Wednesday, November 11, 2009

When do the kids turn into adults?

Ah, life with kids. It's been my mission, my all-encompassing project, my focus and attention, my purpose, my meaning, my every day, and my everydays for a long time now. Sixteen-plus years, in fact.

So when does it end?

Working as a river guide I heard a bunch of times that silly tourist question that always arouses snickers around these parts: When do the deer turn into elk? Silly, but that, to me, is a lot like how we look at kids turning into adults.

But, seriously, when does a boy become a man? A kid an adult?

Not that I'm hurrying the end along. With that end in sight, I'm savoring every taste of those every days, and those everyday experiences of life with kids. But right now we're in an interesting transition zone around here: My 16-year-old son wants to be treated like an adult -- of course. But my wife and I find (or at least feel) we need to keep intervening in his life in the role of parents, because, well, in a nutshell, he's only 16.

And it's got me wondering, when, exactly, do those kids become non-kids?

There are several logical and easy landmarks proposed as marking the divide between adolescence and adulthood, including
  • Getting a driver's license. The first sort of "adult" thing kids have to opportunity to do -- and about the closest thing our culture offers as a socially recognized rite of passage. Seeing many of my kids' friends now doing this, and hearing my son talking it up, I'd say it it's a start, but hardly proves, or rarely even indicates, any sort of "adultness" of the bearer. 
  • Turning 18. This, of course, is the legal definition. Meaningless aside from a nice, clean -- and completely arbitrary -- number.
  • Turning 21. When you are old enough to drink. Which, I, myself, think, is stupid. Frankly, I'd rather see the drinking age at 18 and the driving age at 21.  
  • Graduating high school. 'cause then kids really get to see the fantasy they were living in high school. 
  • Entering college or the military or getting a  job. This, I agree, almost surely gets shifts a kid's psychic transmission into the adult range of gears. It still often takes a while to learn how to use the clutch to keep from grinding those gears, though ...
  • Getting married. Which is, as any married person can tell you, indicative of absolutely nothing related to being an adult. Except in the "adult film" sense.
All valid points of departure worth noting on the landscape between kidhood and adulthood. But none of them really are good, useful, or validating definitions of adulthood. None of them can offer some observable, viable, visible cue that a young person has moved from kid to grown up.

And as a parent, I'd like some measure. Something for myself, and that I can offer up as a compass bearing, a sort of psychic GPS, to my kids. 

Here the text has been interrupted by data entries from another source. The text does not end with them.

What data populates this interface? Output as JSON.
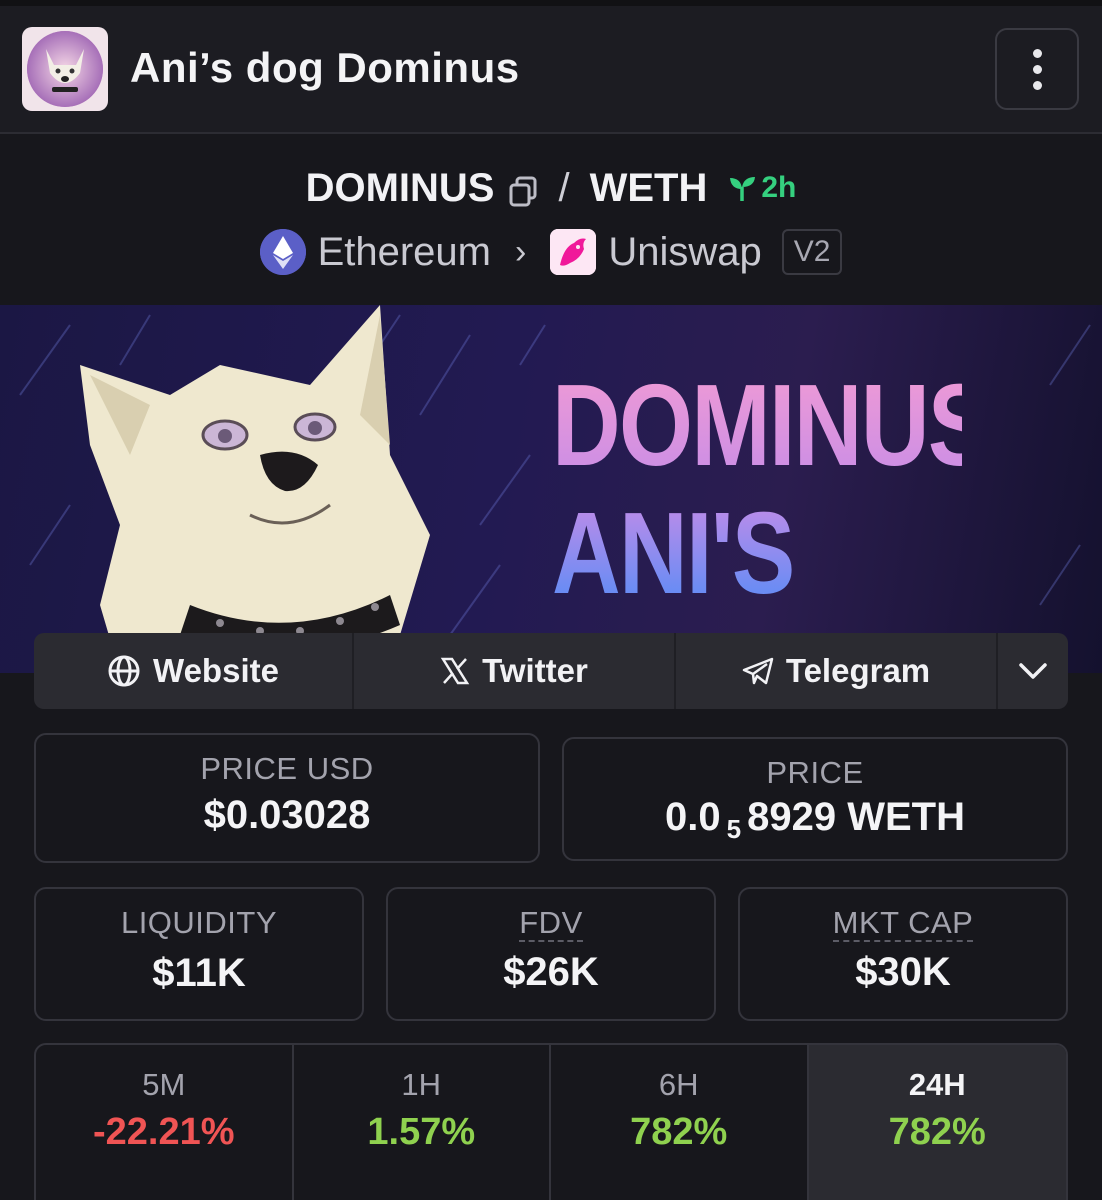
{
  "header": {
    "title": "Ani’s dog Dominus"
  },
  "pair": {
    "base": "DOMINUS",
    "separator": "/",
    "quote": "WETH",
    "age": "2h",
    "chain": "Ethereum",
    "dex": "Uniswap",
    "dex_version": "V2"
  },
  "banner": {
    "line1": "DOMINUS",
    "line2": "ANI'S DOG"
  },
  "links": {
    "website": "Website",
    "twitter": "Twitter",
    "telegram": "Telegram"
  },
  "stats": {
    "price_usd_label": "PRICE USD",
    "price_usd": "$0.03028",
    "price_label": "PRICE",
    "price_prefix": "0.0",
    "price_zeros": "5",
    "price_digits": "8929",
    "price_unit": "WETH",
    "liquidity_label": "LIQUIDITY",
    "liquidity": "$11K",
    "fdv_label": "FDV",
    "fdv": "$26K",
    "mktcap_label": "MKT CAP",
    "mktcap": "$30K"
  },
  "changes": [
    {
      "label": "5M",
      "value": "-22.21%"
    },
    {
      "label": "1H",
      "value": "1.57%"
    },
    {
      "label": "6H",
      "value": "782%"
    },
    {
      "label": "24H",
      "value": "782%"
    }
  ],
  "colors": {
    "positive": "#8fd14f",
    "negative": "#f05454",
    "age_green": "#35d07f",
    "background": "#17171c"
  }
}
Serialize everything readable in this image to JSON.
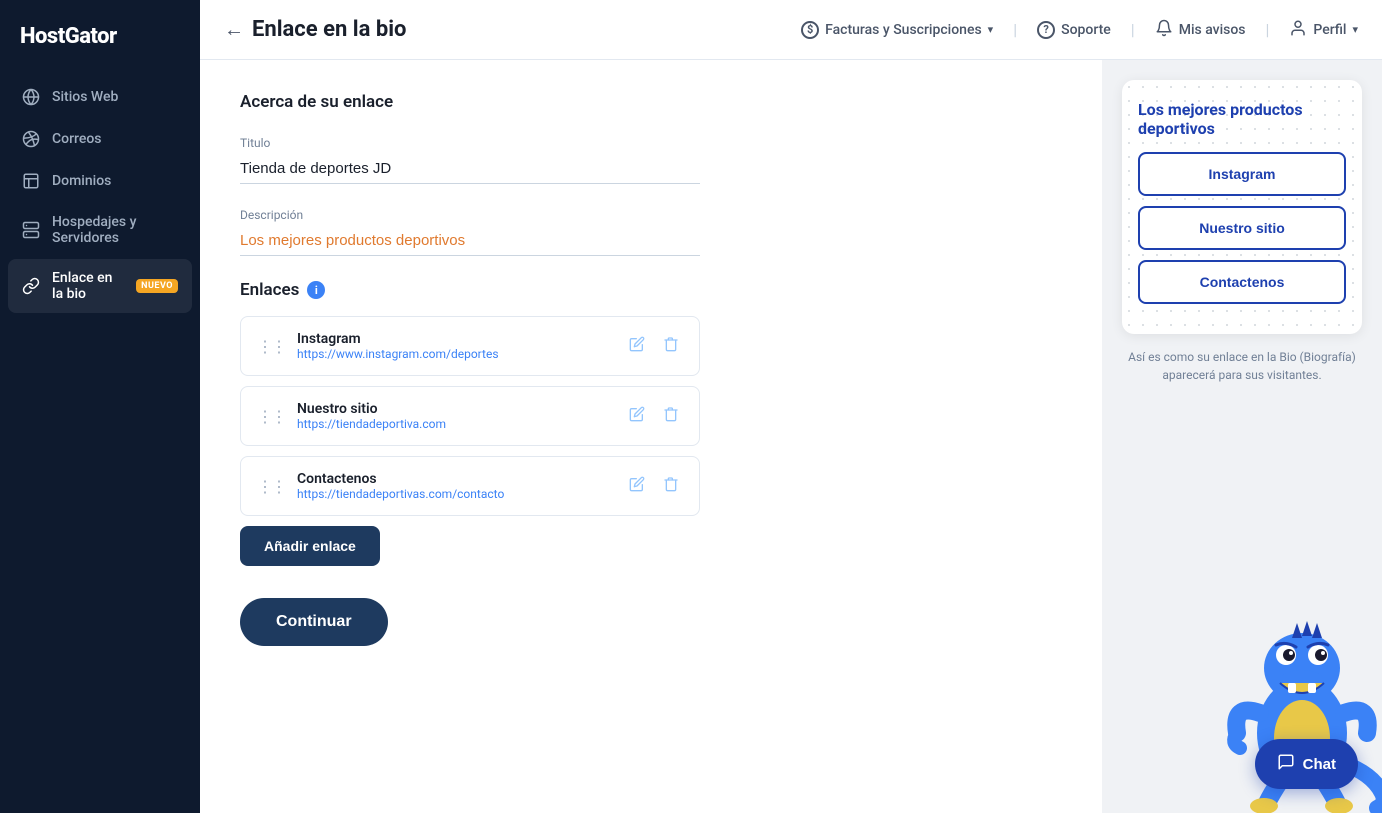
{
  "brand": {
    "name": "HostGator"
  },
  "sidebar": {
    "items": [
      {
        "id": "sitios-web",
        "label": "Sitios Web",
        "icon": "globe"
      },
      {
        "id": "correos",
        "label": "Correos",
        "icon": "mail"
      },
      {
        "id": "dominios",
        "label": "Dominios",
        "icon": "file"
      },
      {
        "id": "hospedajes",
        "label": "Hospedajes y Servidores",
        "icon": "server"
      },
      {
        "id": "enlace-bio",
        "label": "Enlace en la bio",
        "icon": "link",
        "active": true,
        "badge": "NUEVO"
      }
    ]
  },
  "topnav": {
    "back_label": "Enlace en la bio",
    "billing_label": "Facturas y Suscripciones",
    "support_label": "Soporte",
    "notices_label": "Mis avisos",
    "profile_label": "Perfil"
  },
  "form": {
    "section_title": "Acerca de su enlace",
    "title_label": "Titulo",
    "title_value": "Tienda de deportes JD",
    "description_label": "Descripción",
    "description_value": "Los mejores productos deportivos",
    "links_title": "Enlaces",
    "links": [
      {
        "name": "Instagram",
        "url": "https://www.instagram.com/deportes"
      },
      {
        "name": "Nuestro sitio",
        "url": "https://tiendadeportiva.com"
      },
      {
        "name": "Contactenos",
        "url": "https://tiendadeportivas.com/contacto"
      }
    ],
    "add_link_label": "Añadir enlace",
    "continue_label": "Continuar"
  },
  "preview": {
    "title": "Los mejores productos deportivos",
    "buttons": [
      {
        "label": "Instagram"
      },
      {
        "label": "Nuestro sitio"
      },
      {
        "label": "Contactenos"
      }
    ],
    "caption": "Así es como su enlace en la Bio (Biografía) aparecerá para sus visitantes."
  },
  "chat": {
    "label": "Chat"
  }
}
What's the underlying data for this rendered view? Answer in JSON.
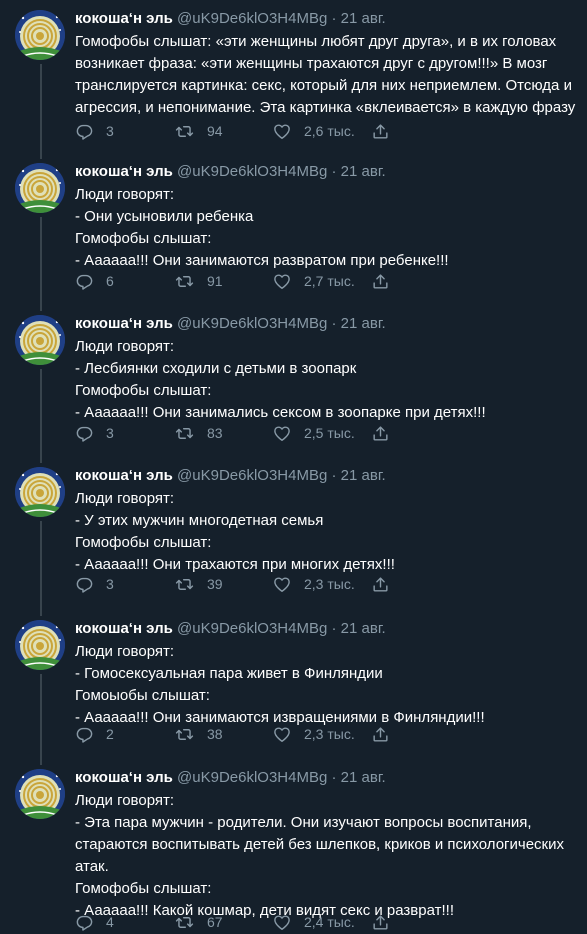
{
  "colors": {
    "background": "#15202b",
    "text": "#ffffff",
    "muted": "#8899a6",
    "thread_line": "#38444d"
  },
  "tweets": [
    {
      "author": "кокоша‘н эль",
      "handle": "@uK9De6klO3H4MBg",
      "separator": "·",
      "date": "21 авг.",
      "lines": [
        "Гомофобы слышат: «эти женщины любят друг друга», и в их головах возникает фраза: «эти женщины трахаются друг с другом!!!» В мозг транслируется картинка: секс, который для них неприемлем. Отсюда и агрессия, и непонимание. Эта картинка «вклеивается» в каждую фразу"
      ],
      "replies": "3",
      "retweets": "94",
      "likes": "2,6 тыс."
    },
    {
      "author": "кокоша‘н эль",
      "handle": "@uK9De6klO3H4MBg",
      "separator": "·",
      "date": "21 авг.",
      "lines": [
        "Люди говорят:",
        "- Они усыновили ребенка",
        "Гомофобы слышат:",
        "- Аааааа!!! Они занимаются развратом при ребенке!!!"
      ],
      "replies": "6",
      "retweets": "91",
      "likes": "2,7 тыс."
    },
    {
      "author": "кокоша‘н эль",
      "handle": "@uK9De6klO3H4MBg",
      "separator": "·",
      "date": "21 авг.",
      "lines": [
        "Люди говорят:",
        "- Лесбиянки сходили с детьми в зоопарк",
        "Гомофобы слышат:",
        "- Аааааа!!! Они занимались сексом в зоопарке при детях!!!"
      ],
      "replies": "3",
      "retweets": "83",
      "likes": "2,5 тыс."
    },
    {
      "author": "кокоша‘н эль",
      "handle": "@uK9De6klO3H4MBg",
      "separator": "·",
      "date": "21 авг.",
      "lines": [
        "Люди говорят:",
        "- У этих мужчин многодетная семья",
        "Гомофобы слышат:",
        "- Аааааа!!! Они трахаются при многих детях!!!"
      ],
      "replies": "3",
      "retweets": "39",
      "likes": "2,3 тыс."
    },
    {
      "author": "кокоша‘н эль",
      "handle": "@uK9De6klO3H4MBg",
      "separator": "·",
      "date": "21 авг.",
      "lines": [
        "Люди говорят:",
        "- Гомосексуальная пара живет в Финляндии",
        "Гомоыобы слышат:",
        "- Аааааа!!! Они занимаются извращениями в Финляндии!!!"
      ],
      "replies": "2",
      "retweets": "38",
      "likes": "2,3 тыс."
    },
    {
      "author": "кокоша‘н эль",
      "handle": "@uK9De6klO3H4MBg",
      "separator": "·",
      "date": "21 авг.",
      "lines": [
        "Люди говорят:",
        "- Эта пара мужчин - родители. Они изучают вопросы воспитания, стараются воспитывать детей без шлепков, криков и психологических атак.",
        "Гомофобы слышат:",
        "- Аааааа!!! Какой кошмар, дети видят секс и разврат!!!"
      ],
      "replies": "4",
      "retweets": "67",
      "likes": "2,4 тыс."
    }
  ],
  "icons": {
    "reply": "reply-icon",
    "retweet": "retweet-icon",
    "like": "heart-icon",
    "share": "share-icon",
    "avatar": "avatar-image"
  }
}
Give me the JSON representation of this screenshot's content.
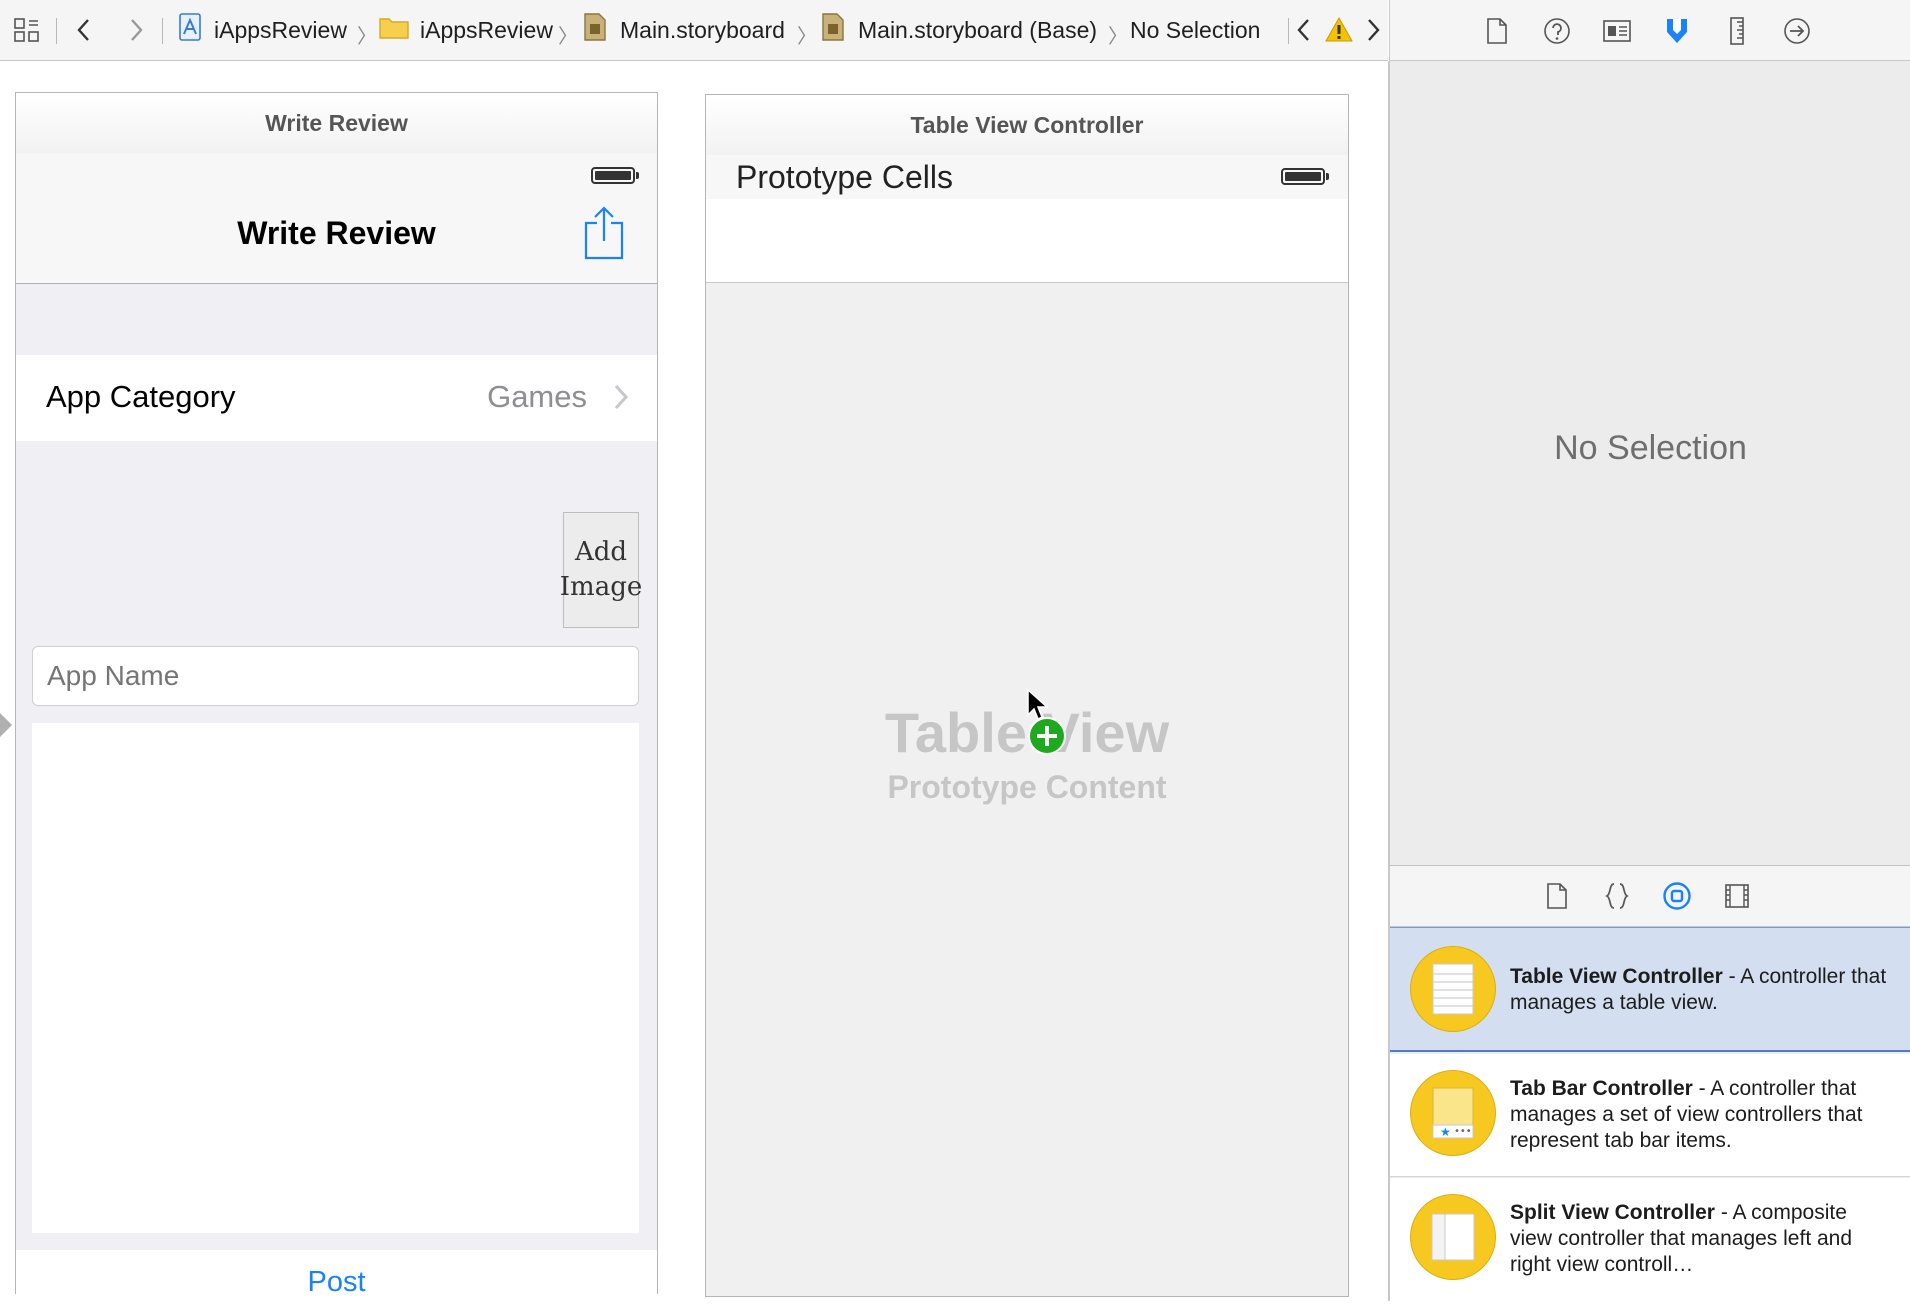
{
  "jumpbar": {
    "crumbs": [
      "iAppsReview",
      "iAppsReview",
      "Main.storyboard",
      "Main.storyboard (Base)",
      "No Selection"
    ]
  },
  "scenes": {
    "write_review": {
      "dock_title": "Write Review",
      "nav_title": "Write Review",
      "row_label": "App Category",
      "row_value": "Games",
      "add_image_line1": "Add",
      "add_image_line2": "Image",
      "app_name_placeholder": "App Name",
      "post_label": "Post"
    },
    "table_view": {
      "dock_title": "Table View Controller",
      "prototype_header": "Prototype Cells",
      "placeholder_title": "Table View",
      "placeholder_subtitle": "Prototype Content"
    }
  },
  "inspector": {
    "empty_message": "No Selection"
  },
  "library": {
    "items": [
      {
        "name": "Table View Controller",
        "desc": " - A controller that manages a table view."
      },
      {
        "name": "Tab Bar Controller",
        "desc": " - A controller that manages a set of view controllers that represent tab bar items."
      },
      {
        "name": "Split View Controller",
        "desc": " - A composite view controller that manages left and right view controll…"
      }
    ]
  },
  "colors": {
    "accent": "#1a82fb",
    "library_icon": "#f7c81f",
    "selection": "#d3dff0",
    "warning": "#f5c200",
    "add_badge": "#1fa91f"
  }
}
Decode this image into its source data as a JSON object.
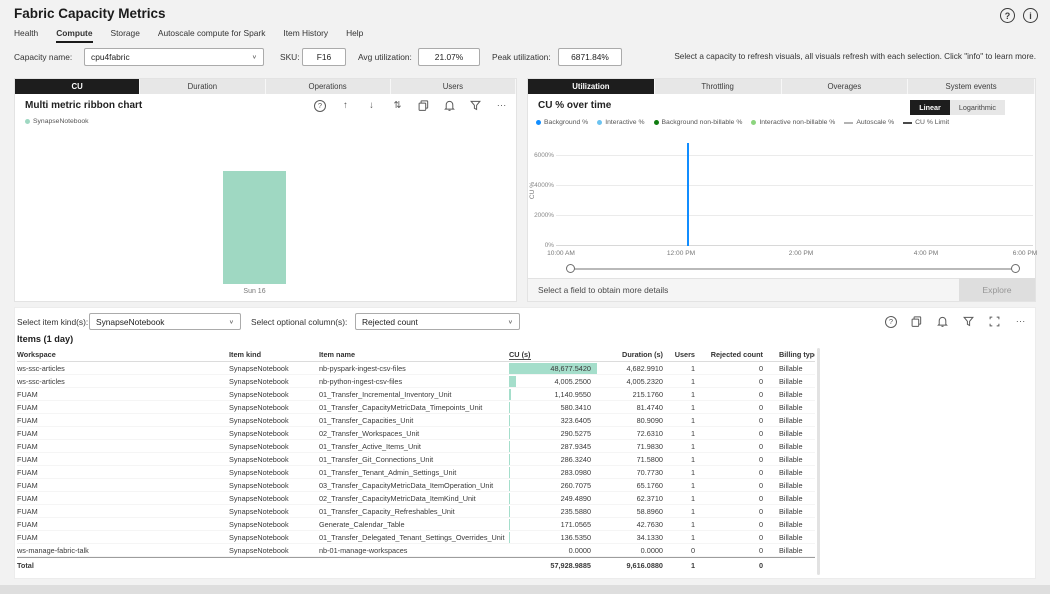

So after much thought and observation, I'd like to propose the following two-point operational definition of "adult":
  • Adults control their attitudes. Only children think they can always do only what they enjoy. Adults seek meaning and enjoyment, and endeavor to do their best, at whatever they do, in whatever circumstances they finds themselves in. Even -- and especially -- in situations they don't control. 
  • Adults are responsible for their journey. Only a child thinks you can just float along and be okay. Adults actively, deliberately, strategically navigate their lives and their situations. It's like river running: adults learn to not blame fate or nature or the nature of things, they don't blame what got them where they are, and they don't blame others for where they are now. They act. They enjoy the float, but they also learn, observe, plan, and adapt. And if they flip, wrap or swim, they don't blame the river. They get back in and row again, wiser.
In short, adults know their lives are their true work and art, and that if they don't make it into something, others will.

I understand. This offers no nice clear number to mark this definition of "adult." You don't get any card. It doesn't even grant with any particular freedoms or abilities.

But it's still what I'm going to look for in my own kids as they get their driver's licenses, graduate from high school, move into the world, start their own families. Somewhere along those landmarks, I will be looking for real adults to appear.

And I will welcome them, as peers.
Post a Comment